═════ DATA FOR PROCESSING ═════
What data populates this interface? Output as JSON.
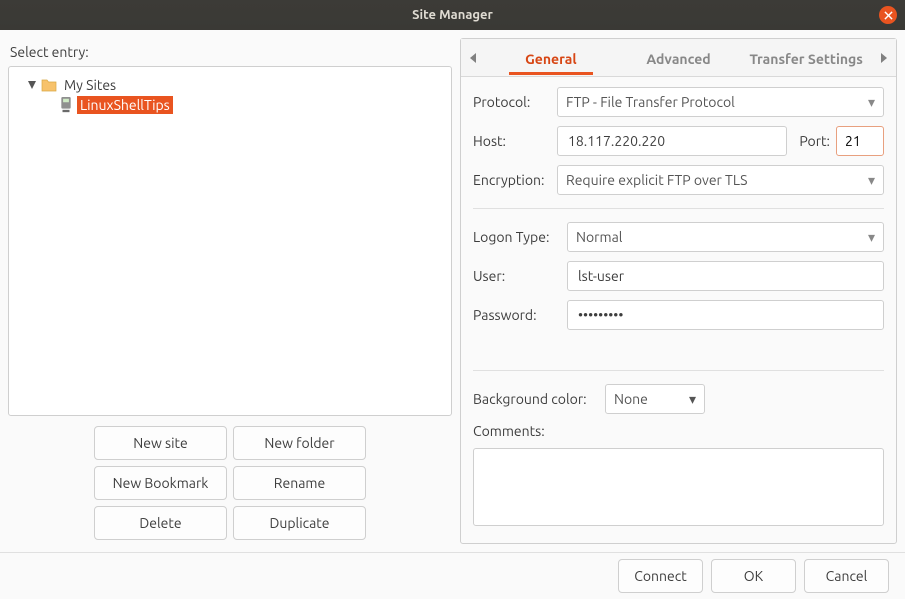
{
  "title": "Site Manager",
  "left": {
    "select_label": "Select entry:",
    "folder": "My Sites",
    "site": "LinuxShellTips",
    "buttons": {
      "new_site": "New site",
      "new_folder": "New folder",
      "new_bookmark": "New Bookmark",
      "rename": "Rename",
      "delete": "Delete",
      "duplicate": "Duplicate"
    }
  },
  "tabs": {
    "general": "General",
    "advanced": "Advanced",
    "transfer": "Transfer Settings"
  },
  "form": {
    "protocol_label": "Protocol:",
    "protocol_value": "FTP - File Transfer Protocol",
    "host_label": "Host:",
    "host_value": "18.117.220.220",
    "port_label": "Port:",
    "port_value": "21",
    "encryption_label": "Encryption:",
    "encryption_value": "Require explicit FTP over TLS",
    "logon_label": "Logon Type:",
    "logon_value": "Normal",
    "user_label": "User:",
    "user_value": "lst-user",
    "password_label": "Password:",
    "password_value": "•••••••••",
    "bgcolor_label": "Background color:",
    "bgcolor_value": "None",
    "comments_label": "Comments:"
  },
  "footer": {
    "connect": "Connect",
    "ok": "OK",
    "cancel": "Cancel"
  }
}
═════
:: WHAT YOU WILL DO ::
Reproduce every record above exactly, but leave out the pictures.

:: SOLVED EXERCISE ::
What data populates this interface? Output as JSON.
{
  "title": "Site Manager",
  "left": {
    "select_label": "Select entry:",
    "folder": "My Sites",
    "site": "LinuxShellTips",
    "buttons": {
      "new_site": "New site",
      "new_folder": "New folder",
      "new_bookmark": "New Bookmark",
      "rename": "Rename",
      "delete": "Delete",
      "duplicate": "Duplicate"
    }
  },
  "tabs": {
    "general": "General",
    "advanced": "Advanced",
    "transfer": "Transfer Settings"
  },
  "form": {
    "protocol_label": "Protocol:",
    "protocol_value": "FTP - File Transfer Protocol",
    "host_label": "Host:",
    "host_value": "18.117.220.220",
    "port_label": "Port:",
    "port_value": "21",
    "encryption_label": "Encryption:",
    "encryption_value": "Require explicit FTP over TLS",
    "logon_label": "Logon Type:",
    "logon_value": "Normal",
    "user_label": "User:",
    "user_value": "lst-user",
    "password_label": "Password:",
    "password_value": "•••••••••",
    "bgcolor_label": "Background color:",
    "bgcolor_value": "None",
    "comments_label": "Comments:"
  },
  "footer": {
    "connect": "Connect",
    "ok": "OK",
    "cancel": "Cancel"
  }
}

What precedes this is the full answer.